This opposites-attract Ron Paul phenomenon is remarked upon in a new book I was reading last night, by Matt Taibbi: “The Great Derangement: A Terrifying True Story of War, Politics & Religion at the Twilight of the American Empire.”

I doubt Paul enthusiasts liberal or conservative will like this analysis of Ron Paul’s um, peculiar appeal, but its power of story rings true and should be quite “educational” to homeschool families across the ideological spectrum, struggling through what I too believe is a turning-point election:

The Ron Paul candidacy was an extreme example of outsider politics on the left and right merging. . .retreats from the mainstream that traveled in opposite directions but were parallel in substance. . .
Both groups were and are defined primarily by an unshakable belief in the inhumanity of their enemies on the other side. . .

He says both belief poles are off the rational reservation deep into magical thinking and conspiracy theories, can’t even agree on a common set of facts to debate, distrust the news media even more than their own elected government, and basically elections have become simply “a forum for organizing the hatreds of the population.”

“We don’t respond to problems as communities but as demographics.”

On the back of the book jacket, fellow political author Michelle Goldberg says Taibbi shines a light on “the corruption, absurdities and idiot pieties” of modern American politics, with “surprising compassion for the adrift, credulous souls who are taken in by it all.”

Idiot pieties. Credulous souls taken in by it all.

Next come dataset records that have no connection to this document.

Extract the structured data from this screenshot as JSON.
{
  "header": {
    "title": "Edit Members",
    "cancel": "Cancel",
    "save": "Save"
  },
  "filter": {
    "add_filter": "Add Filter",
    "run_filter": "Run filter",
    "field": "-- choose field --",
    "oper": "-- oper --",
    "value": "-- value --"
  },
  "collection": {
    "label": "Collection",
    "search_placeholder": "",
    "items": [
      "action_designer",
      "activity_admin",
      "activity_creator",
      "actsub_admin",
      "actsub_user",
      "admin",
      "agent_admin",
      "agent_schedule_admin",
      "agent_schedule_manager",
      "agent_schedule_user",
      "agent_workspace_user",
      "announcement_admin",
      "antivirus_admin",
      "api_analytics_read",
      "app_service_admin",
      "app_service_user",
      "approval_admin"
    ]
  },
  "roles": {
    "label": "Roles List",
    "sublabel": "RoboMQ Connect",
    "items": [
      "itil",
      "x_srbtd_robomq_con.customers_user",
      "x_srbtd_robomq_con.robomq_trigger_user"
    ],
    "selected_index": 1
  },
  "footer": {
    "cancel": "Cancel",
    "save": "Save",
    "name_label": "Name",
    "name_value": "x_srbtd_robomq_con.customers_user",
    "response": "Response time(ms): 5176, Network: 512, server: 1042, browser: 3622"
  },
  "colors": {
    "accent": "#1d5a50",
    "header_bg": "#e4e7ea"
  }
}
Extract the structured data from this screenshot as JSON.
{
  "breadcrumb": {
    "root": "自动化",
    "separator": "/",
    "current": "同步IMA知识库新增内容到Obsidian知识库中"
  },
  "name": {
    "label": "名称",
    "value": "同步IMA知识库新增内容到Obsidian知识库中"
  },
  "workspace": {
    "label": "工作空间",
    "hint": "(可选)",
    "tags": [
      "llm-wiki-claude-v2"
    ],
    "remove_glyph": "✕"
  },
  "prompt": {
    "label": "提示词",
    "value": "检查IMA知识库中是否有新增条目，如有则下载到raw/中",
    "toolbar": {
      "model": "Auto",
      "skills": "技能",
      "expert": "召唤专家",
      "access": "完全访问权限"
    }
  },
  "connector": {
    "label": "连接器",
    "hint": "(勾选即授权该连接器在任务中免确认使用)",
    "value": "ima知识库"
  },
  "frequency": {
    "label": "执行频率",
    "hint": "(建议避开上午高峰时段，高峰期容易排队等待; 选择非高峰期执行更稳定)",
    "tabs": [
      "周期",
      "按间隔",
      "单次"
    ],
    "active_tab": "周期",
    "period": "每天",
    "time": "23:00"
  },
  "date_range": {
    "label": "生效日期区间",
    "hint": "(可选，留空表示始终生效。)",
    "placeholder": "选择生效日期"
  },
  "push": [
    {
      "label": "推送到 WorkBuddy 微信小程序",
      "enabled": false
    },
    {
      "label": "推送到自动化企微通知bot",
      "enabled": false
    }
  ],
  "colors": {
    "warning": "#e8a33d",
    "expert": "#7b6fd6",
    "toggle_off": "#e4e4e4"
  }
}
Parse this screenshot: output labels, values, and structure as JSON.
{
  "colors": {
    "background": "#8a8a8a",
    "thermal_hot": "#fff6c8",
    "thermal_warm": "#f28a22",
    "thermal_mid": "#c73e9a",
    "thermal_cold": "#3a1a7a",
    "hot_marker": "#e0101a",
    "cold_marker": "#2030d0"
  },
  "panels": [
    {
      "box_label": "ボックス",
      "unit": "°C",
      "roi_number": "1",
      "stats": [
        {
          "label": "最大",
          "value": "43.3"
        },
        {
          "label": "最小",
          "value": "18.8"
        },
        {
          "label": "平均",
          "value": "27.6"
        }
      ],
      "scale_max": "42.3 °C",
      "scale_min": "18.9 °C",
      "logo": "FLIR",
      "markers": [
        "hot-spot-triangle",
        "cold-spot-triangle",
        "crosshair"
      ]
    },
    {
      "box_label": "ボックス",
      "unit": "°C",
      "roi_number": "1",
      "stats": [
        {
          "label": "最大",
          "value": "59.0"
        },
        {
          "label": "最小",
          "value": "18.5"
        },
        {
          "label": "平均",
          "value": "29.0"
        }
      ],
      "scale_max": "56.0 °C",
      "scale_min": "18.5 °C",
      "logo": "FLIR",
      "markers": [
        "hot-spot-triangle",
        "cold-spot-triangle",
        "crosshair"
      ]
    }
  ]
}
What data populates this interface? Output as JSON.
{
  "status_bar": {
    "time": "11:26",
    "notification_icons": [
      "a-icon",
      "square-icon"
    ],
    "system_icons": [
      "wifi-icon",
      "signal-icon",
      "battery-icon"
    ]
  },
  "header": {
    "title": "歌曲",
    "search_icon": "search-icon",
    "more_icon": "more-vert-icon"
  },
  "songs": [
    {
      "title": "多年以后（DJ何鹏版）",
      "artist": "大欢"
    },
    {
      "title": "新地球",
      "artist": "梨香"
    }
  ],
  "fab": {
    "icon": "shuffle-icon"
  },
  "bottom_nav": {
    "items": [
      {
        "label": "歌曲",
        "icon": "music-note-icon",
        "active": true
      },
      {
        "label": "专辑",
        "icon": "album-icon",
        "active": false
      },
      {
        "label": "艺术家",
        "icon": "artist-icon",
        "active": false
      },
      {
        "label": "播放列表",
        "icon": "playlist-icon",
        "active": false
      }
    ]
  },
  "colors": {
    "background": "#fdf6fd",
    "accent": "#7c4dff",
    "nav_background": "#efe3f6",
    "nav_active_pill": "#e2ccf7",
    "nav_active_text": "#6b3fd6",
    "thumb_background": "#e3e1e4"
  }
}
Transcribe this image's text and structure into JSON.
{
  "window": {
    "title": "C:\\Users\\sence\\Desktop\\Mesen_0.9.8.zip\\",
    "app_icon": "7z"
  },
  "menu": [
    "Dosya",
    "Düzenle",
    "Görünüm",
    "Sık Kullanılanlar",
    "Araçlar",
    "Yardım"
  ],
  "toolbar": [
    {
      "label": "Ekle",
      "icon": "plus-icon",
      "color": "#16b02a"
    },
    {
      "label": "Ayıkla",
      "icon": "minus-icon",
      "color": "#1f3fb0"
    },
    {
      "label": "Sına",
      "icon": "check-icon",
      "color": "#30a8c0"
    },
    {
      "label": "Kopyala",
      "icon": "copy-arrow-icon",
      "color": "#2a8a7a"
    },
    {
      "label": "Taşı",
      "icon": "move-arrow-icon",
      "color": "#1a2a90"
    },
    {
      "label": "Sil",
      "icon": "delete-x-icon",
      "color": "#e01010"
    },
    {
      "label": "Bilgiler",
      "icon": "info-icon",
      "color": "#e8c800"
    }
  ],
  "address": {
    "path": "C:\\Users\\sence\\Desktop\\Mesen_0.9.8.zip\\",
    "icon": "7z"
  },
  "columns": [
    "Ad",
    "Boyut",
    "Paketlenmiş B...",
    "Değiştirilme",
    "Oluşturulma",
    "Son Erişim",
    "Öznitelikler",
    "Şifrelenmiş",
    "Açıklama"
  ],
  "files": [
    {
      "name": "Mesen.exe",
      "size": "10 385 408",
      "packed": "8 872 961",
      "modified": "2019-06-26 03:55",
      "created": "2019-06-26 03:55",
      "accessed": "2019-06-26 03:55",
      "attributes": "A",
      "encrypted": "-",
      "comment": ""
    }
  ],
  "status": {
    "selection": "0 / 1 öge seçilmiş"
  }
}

Well said — that’s what I see in all directions, too, what makes me read books like Great Derangement, Howard Gardner’s “Changing Minds” in all its education brilliance, and Lakoff’s ““The Political Mind: “Why You Can’t Understand 21st-Century American Politics with an 18th-Century Brain.” Why I don’t often use political and religious labels for myself. Why I won’t play party politics and haven’t for decades. And why my support for Barack Obama is basically in spite of his party’s support, not because of it.

In case you don’t read Gardner as passionately as I do, you may need this quick review of the Seven Levers with which we change our own minds and each other’s, and eventually our society’s thinking:

Gardner’s Seven Levers of Mind Change:

1. Reason
2. Research
3. Resonance
4. Representational Redescriptions
5. Resources and Rewards
6. Real World Events
7. Resistances

But we (homeschoolers especially?) might not think mind change on OUR part is needed. Maybe that’s why we need to read and discuss other books first Read the rest of this entry »